Well said certainly; but unarguably not even understood by him himself, and definitely standing little prospects of being materialised practically at his own hands, let alone anyone else. Just look around, and can you say honestly if any of the parties occupying the national centre-stage is democratic even remotely. Aren’t they almost all the fiefdoms of dynasties and overbearing individuals? His own is in the grab of family siblings and scions. Political parties become strong and grow stronger if they are democratic internally. And that means if they apply the recognised democratic principles to their working and functioning. Can you say of this about the outfits parading on our national political landscape as political parties? Except for Jamaat-e-Islami, none holds even true party elections. They all go through a fake ritual just to meet certain legal requirements. In reality, it is just nomination, no election at all. When these parties are so spurning of electing their leaders and office bearers, how can you expect they would be giving full play to democratic norms, principles and practices in their running? Truly, these parties are nothing more than principalities of princes and princesses where their word is the writ and final. And these eminences’ pretences of leading democratic outfits are a huge charade, which indeed sits perpetually banefully at the nation’s democracy project. For the founding, nurturing and promoting of a democratic polity, democratic parties are of essence. But never ever we have had them. It is only the dynasty or individual dominated entities that have become our eternal companions. And that has stifled the process of constant infusion of fresh blood, fresh vigour and fresh vitality in the political parties, so essential for the growth and advancement of democracy in a country.

Change is indeed palpably an anathema to this nation’s political parties, in any event. Ironically, at this point in time when certain political “leaders” are asking for the heads of the services’ chiefs for some recent military collapses, none from amongst them ever steps down after their parties’ electoral humiliating defeats. Instead, they go out yelling they had been cheated out of victory.But this is quite a norm in established democracies the world over; as for one, in Britain, which our self-styled democratic leaders of their spurious democratic parties hold up as their model of democracy and democratic practices.
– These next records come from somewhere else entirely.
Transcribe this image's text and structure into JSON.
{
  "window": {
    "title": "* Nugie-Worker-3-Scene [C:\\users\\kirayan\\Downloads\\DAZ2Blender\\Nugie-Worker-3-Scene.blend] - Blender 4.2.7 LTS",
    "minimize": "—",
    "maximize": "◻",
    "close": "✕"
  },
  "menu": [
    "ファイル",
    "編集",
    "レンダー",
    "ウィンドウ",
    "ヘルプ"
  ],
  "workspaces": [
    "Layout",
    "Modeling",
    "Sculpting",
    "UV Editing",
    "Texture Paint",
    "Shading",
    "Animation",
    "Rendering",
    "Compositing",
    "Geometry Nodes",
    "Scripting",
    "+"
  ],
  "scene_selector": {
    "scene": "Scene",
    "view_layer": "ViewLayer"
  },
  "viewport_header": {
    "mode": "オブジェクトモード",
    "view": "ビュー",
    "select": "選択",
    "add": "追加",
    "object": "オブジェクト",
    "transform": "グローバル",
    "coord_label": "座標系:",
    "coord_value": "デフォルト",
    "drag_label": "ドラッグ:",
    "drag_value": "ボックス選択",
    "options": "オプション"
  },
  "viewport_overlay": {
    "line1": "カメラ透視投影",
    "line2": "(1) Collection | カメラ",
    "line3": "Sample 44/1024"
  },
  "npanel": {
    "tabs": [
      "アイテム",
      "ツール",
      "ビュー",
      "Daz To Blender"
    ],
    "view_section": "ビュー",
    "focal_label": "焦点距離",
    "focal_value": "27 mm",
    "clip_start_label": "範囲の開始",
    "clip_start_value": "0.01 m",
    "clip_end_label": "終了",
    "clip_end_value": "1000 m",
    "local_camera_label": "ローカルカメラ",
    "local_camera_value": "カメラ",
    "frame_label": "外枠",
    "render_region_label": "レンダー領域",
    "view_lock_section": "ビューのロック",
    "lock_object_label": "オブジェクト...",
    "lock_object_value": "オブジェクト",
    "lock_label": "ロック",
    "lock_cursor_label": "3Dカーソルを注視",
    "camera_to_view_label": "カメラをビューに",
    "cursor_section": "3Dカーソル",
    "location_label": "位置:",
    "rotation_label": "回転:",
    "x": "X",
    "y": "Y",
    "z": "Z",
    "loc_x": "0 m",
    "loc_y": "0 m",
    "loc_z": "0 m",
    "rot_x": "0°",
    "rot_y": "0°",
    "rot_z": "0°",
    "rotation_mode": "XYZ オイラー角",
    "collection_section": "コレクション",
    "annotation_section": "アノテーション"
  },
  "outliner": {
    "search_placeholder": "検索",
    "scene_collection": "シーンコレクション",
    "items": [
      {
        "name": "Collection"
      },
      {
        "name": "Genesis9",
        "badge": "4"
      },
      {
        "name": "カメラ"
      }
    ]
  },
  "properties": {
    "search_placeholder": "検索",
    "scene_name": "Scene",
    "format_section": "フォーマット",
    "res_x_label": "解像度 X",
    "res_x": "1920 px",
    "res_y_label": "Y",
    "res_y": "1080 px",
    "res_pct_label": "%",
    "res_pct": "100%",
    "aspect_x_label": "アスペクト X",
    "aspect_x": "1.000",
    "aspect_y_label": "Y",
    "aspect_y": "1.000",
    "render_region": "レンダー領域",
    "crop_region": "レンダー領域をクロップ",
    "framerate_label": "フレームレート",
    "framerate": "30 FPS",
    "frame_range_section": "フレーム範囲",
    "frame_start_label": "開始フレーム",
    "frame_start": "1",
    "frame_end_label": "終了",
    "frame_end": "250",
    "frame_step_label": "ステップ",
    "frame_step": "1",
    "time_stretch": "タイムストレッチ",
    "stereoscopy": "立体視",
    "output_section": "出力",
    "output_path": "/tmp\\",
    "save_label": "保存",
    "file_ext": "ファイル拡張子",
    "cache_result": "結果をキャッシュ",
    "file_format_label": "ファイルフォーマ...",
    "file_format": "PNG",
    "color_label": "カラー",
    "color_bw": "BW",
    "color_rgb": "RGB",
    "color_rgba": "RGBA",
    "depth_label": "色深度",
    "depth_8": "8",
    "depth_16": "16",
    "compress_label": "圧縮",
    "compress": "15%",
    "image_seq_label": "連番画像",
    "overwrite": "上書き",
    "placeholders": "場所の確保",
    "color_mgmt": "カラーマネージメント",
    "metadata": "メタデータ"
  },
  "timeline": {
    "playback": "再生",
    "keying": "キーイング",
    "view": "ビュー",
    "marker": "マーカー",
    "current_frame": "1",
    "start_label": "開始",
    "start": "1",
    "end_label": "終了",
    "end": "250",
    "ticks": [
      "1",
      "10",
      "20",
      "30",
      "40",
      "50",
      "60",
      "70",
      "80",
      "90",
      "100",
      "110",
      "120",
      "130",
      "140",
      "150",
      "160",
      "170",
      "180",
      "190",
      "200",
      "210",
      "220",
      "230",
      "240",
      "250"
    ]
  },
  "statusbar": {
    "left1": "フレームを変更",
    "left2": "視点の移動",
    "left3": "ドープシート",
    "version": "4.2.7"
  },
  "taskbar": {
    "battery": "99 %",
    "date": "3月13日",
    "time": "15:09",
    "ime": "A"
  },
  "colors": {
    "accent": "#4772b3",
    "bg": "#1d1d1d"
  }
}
There, a party’s defeat is owned up by the leader who lays down the baton at once for the election of a new leader. This is just unimaginable here. And so are the intensive internal party debates to evolve party policies and lines on national issues that the British political parties undertake, as do their peers everywhere in established democracies. Here it is the party “leader” who has the first and the final say. And in Britain their political parties are the ladders for talented and promising commoners to get atop in political prominence, party stewardship and national leadership. Here, the parties are the crushers of talent, promoters of mediocrity and pushers of servile obeisance and fealty. In his own PML (N), where are those strong-willed brave leaders who had kept the party afloat in the teeth of a dictator’s tyranny while Nawaz himself was luxuriating abroad on a bargained-exile to escape the torture of imprisoned life?

All thrown out of the party’s inner counsels; isn’t it? In any case, now that he has spoken of stronger democratic parties for the country’s wellbeing, will he set the pace? For now being quite a frequent resident of Britain, he would know after the Labour party’s defeat in the last British election, two Miliband brothers contested the party poll for its new leader, with the younger sibling clinching the post. Expecting of Nawaz to open up his party to a leadership from outside the dynasty is expecting too much. But for the strength of his party and for the strength of democracy in the country, would he set a party poll in which the two Sharif brothers like the Miliband siblings would contest for the party leadership in the true sense to make it a little bit democratic? Will pigs fly? Let’s see.